The fact that Jesus is our one mediator does not preclude him from including others in his activity. We see this in other examples as well: Matthew 23:8 indicates that we have “only one teacher,” yet James 3:1 and Ephesians 4:11 indicate there are many teachers. One verse later we are told to “call no man ‘father’, for you have one Father, who is in heaven,” yet both Peter and Paul do this very thing (1 Cor. 4:14–15; Phil. 2:22; Phm. 10; Titus 1:4; 1 Tim 1:18; 2 Tim. 1:2; 1 Pet. 5:13). Jesus is the Shepherd (Jn. 10:11), but so are the leaders of the Church (1 Pet. 5:2).
No creature could ever be counted along with the Incarnate Word and Redeemer; but just as the priesthood of Christ is shared in various ways both by his ministers and the faithful, and as the one goodness of God is radiated in different ways among his creatures, so also the unique mediation of the Redeemer does not exclude but rather gives rise to a manifold cooperation which is but a sharing in this one source.” (CCC 970)
For whatever reason, God has chosen to use a variety of creatures in his work, and when he does so it is not inappropriate to indicate that by the use of titles. This does not “ascribe to men the infallible characteristics that only belong to God.” These particular titles of Mary simply picks out her roles. They do not elevate her to “an alternative avenue of access to God.”
On Marian Veneration
Protestants confuse a lot of things that Catholics distinguish. One place this becomes problematic is that Protestants see prayer and worship as the same thing. But prayer simply means “to ask.” No one overhearing an older English conversation between two men with one saying, “I pray thee, Lord, where are the fairgrounds?” would think the speaker was worshiping the man as a god! So one can “pray to” someone without worshiping them.

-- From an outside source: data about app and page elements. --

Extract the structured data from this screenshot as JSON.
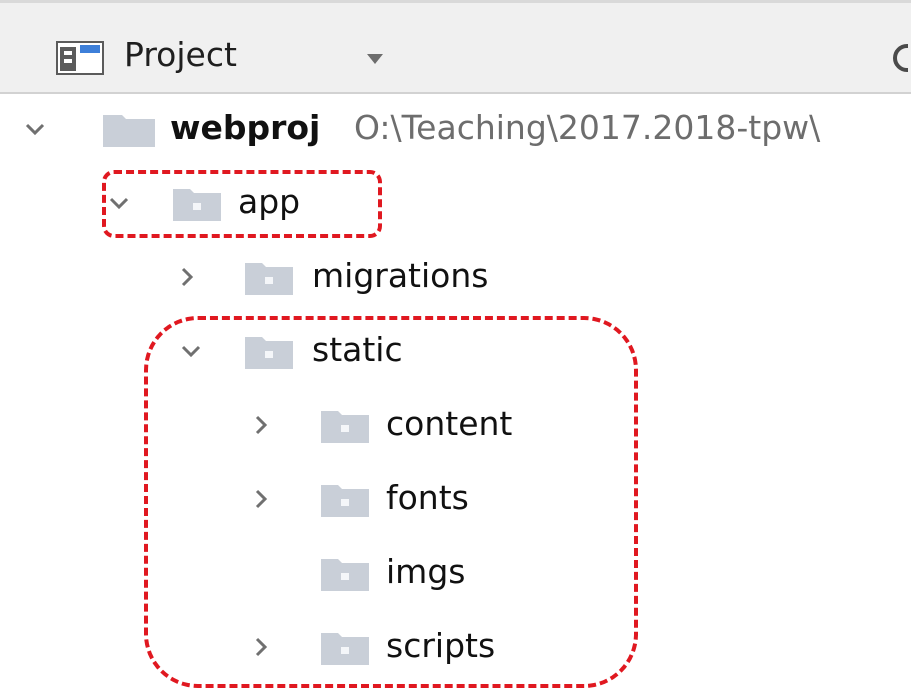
{
  "panel": {
    "title": "Project",
    "icon": "project-panel-icon",
    "dropdown_icon": "triangle-down-icon"
  },
  "tree": {
    "root": {
      "label": "webproj",
      "path": "O:\\Teaching\\2017.2018-tpw\\",
      "expanded": true
    },
    "items": [
      {
        "label": "app",
        "expanded": true,
        "has_children": true
      },
      {
        "label": "migrations",
        "expanded": false,
        "has_children": true
      },
      {
        "label": "static",
        "expanded": true,
        "has_children": true
      },
      {
        "label": "content",
        "expanded": false,
        "has_children": true
      },
      {
        "label": "fonts",
        "expanded": false,
        "has_children": true
      },
      {
        "label": "imgs",
        "expanded": false,
        "has_children": false
      },
      {
        "label": "scripts",
        "expanded": false,
        "has_children": true
      }
    ]
  },
  "colors": {
    "highlight": "#e01820",
    "folder": "#c9cfd8",
    "header_bg": "#f0f0f0"
  }
}
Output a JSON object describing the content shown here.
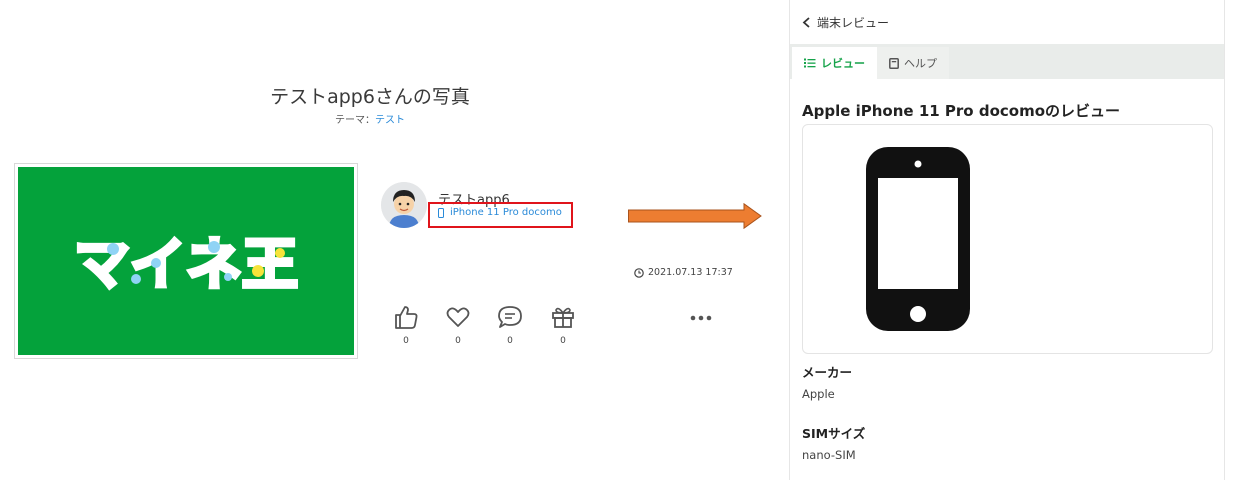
{
  "left": {
    "photo_title": "テストapp6さんの写真",
    "theme_label": "テーマ：",
    "theme_value": "テスト",
    "photo_logo": "マイネ王",
    "user_name": "テストapp6",
    "device_name": "iPhone 11 Pro docomo",
    "timestamp": "2021.07.13 17:37",
    "actions": [
      {
        "icon": "thumbs-up-icon",
        "count": "0"
      },
      {
        "icon": "heart-icon",
        "count": "0"
      },
      {
        "icon": "comment-icon",
        "count": "0"
      },
      {
        "icon": "gift-icon",
        "count": "0"
      }
    ],
    "more_icon": "more-dots-icon"
  },
  "right": {
    "back_label": "端末レビュー",
    "tabs": [
      {
        "label": "レビュー",
        "icon": "list-icon",
        "active": true
      },
      {
        "label": "ヘルプ",
        "icon": "help-book-icon",
        "active": false
      }
    ],
    "review_title": "Apple iPhone 11 Pro docomoのレビュー",
    "specs": [
      {
        "label": "メーカー",
        "value": "Apple"
      },
      {
        "label": "SIMサイズ",
        "value": "nano-SIM"
      }
    ]
  },
  "colors": {
    "accent_green": "#16a34a",
    "photo_green": "#04a23b",
    "link_blue": "#2a8ad8",
    "highlight_red": "#e0141b",
    "arrow_orange": "#ed7d31"
  }
}
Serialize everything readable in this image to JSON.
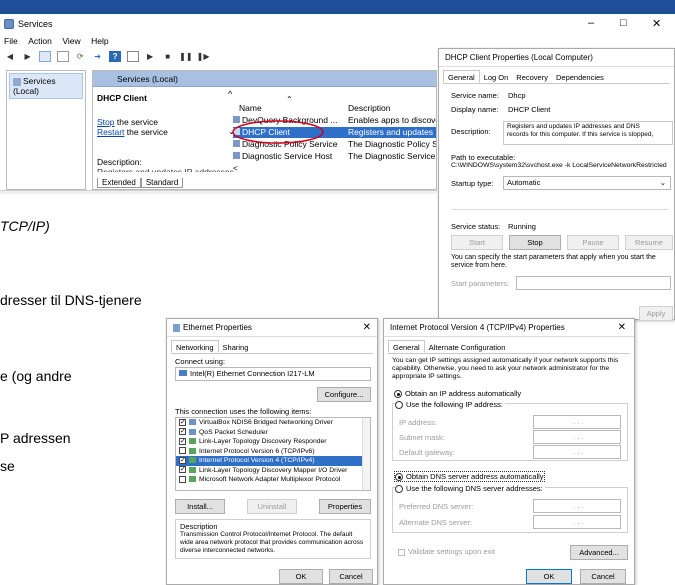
{
  "services": {
    "title": "Services",
    "menu": [
      "File",
      "Action",
      "View",
      "Help"
    ],
    "tree_item": "Services (Local)",
    "panel_header": "Services (Local)",
    "selected_service": "DHCP Client",
    "stop_link": "Stop",
    "stop_suffix": " the service",
    "restart_link": "Restart",
    "restart_suffix": " the service",
    "description_label": "Description:",
    "description_cut": "Registers and updates IP addresses",
    "col_name": "Name",
    "col_description": "Description",
    "rows": [
      {
        "name": "DevQuery Background ...",
        "desc": "Enables apps to discover"
      },
      {
        "name": "DHCP Client",
        "desc": "Registers and updates IP"
      },
      {
        "name": "Diagnostic Policy Service",
        "desc": "The Diagnostic Policy Se"
      },
      {
        "name": "Diagnostic Service Host",
        "desc": "The Diagnostic Service H"
      }
    ],
    "tab_extended": "Extended",
    "tab_standard": "Standard",
    "win_min": "–",
    "win_max": "□",
    "win_close": "✕"
  },
  "dhcp": {
    "title": "DHCP Client Properties (Local Computer)",
    "tabs": [
      "General",
      "Log On",
      "Recovery",
      "Dependencies"
    ],
    "service_name_label": "Service name:",
    "service_name": "Dhcp",
    "display_name_label": "Display name:",
    "display_name": "DHCP Client",
    "description_label": "Description:",
    "description": "Registers and updates IP addresses and DNS records for this computer. If this service is stopped,",
    "path_label": "Path to executable:",
    "path": "C:\\WINDOWS\\system32\\svchost.exe -k LocalServiceNetworkRestricted",
    "startup_label": "Startup type:",
    "startup_value": "Automatic",
    "status_label": "Service status:",
    "status_value": "Running",
    "btn_start": "Start",
    "btn_stop": "Stop",
    "btn_pause": "Pause",
    "btn_resume": "Resume",
    "hint": "You can specify the start parameters that apply when you start the service from here.",
    "start_params_label": "Start parameters:",
    "btn_apply": "Apply"
  },
  "doc_fragments": [
    "TCP/IP)",
    "dresser til DNS-tjenere",
    "e (og andre",
    "P adressen",
    "se"
  ],
  "ethernet": {
    "title": "Ethernet Properties",
    "tabs": [
      "Networking",
      "Sharing"
    ],
    "connect_using": "Connect using:",
    "adapter": "Intel(R) Ethernet Connection I217-LM",
    "configure": "Configure...",
    "items_label": "This connection uses the following items:",
    "items": [
      {
        "label": "VirtualBox NDIS6 Bridged Networking Driver",
        "checked": true
      },
      {
        "label": "QoS Packet Scheduler",
        "checked": true
      },
      {
        "label": "Link-Layer Topology Discovery Responder",
        "checked": true
      },
      {
        "label": "Internet Protocol Version 6 (TCP/IPv6)",
        "checked": false
      },
      {
        "label": "Internet Protocol Version 4 (TCP/IPv4)",
        "checked": true
      },
      {
        "label": "Link-Layer Topology Discovery Mapper I/O Driver",
        "checked": true
      },
      {
        "label": "Microsoft Network Adapter Multiplexor Protocol",
        "checked": false
      }
    ],
    "install": "Install...",
    "uninstall": "Uninstall",
    "properties": "Properties",
    "description_label": "Description",
    "description": "Transmission Control Protocol/Internet Protocol. The default wide area network protocol that provides communication across diverse interconnected networks.",
    "ok": "OK",
    "cancel": "Cancel"
  },
  "ipv4": {
    "title": "Internet Protocol Version 4 (TCP/IPv4) Properties",
    "tabs": [
      "General",
      "Alternate Configuration"
    ],
    "intro": "You can get IP settings assigned automatically if your network supports this capability. Otherwise, you need to ask your network administrator for the appropriate IP settings.",
    "obtain_ip": "Obtain an IP address automatically",
    "use_ip": "Use the following IP address:",
    "ip_address": "IP address:",
    "subnet": "Subnet mask:",
    "gateway": "Default gateway:",
    "obtain_dns": "Obtain DNS server address automatically",
    "use_dns": "Use the following DNS server addresses:",
    "preferred_dns": "Preferred DNS server:",
    "alternate_dns": "Alternate DNS server:",
    "validate": "Validate settings upon exit",
    "advanced": "Advanced...",
    "ok": "OK",
    "cancel": "Cancel",
    "dots": ".   .   ."
  },
  "colors": {
    "header": "#1f4e99",
    "selection": "#2f6fc8",
    "highlight_circle": "#d0021b"
  }
}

And, if the saints in Heaven are able to know what is happening on Earth and offer prayers in response (which they apparently can – Rev. 6:9-11), then “praying to them to pray for us” should not be an issue.
Further, there are distinctions amongst the types of honor appropriately given to various persons. In Latin these are called Latria, Dulia and Hyperdulia. Latria is worship and is the worship that is due only to God (that is why idol worship is called idolatry – idol+latria). Dulia is not worship, it is the giving of due honor. We do this when we throw an astronaut a parade or make a statue of a president. Hyperdulia is the highest honor given to the highest of humans – the Virgin Mary (considered so for being honored by God as the mother of Jesus). Mary is not worshiped – no sacrifices are given to her. In fact, while the word “worship” appears nearly 100 times in the Catechism, it occurs zero times with relation to Mary.
MacArthur sums up his issues with the Catholic view of Mary by saying that, “it’s often a shock for Catholics to read the Bible and see how little is actually said about Mary. . . . It warps the truth of Scripture and distorts the Person and work of Jesus Christ.” MacArthur himself might be surprised that only a few pages are devoted to Mary in the Catechism. He might also be surprised by what the Catholic Church actually teaches – because the “warping” on display here is MacArthur’s ridiculous inferences and subsequent slander of Catholic teaching. If MacArthur is really interested in “unleashing the truth,” he might start with his dishonest presentation of Catholic piety – because this kind of blatant misrepresentation can only hurt his cause.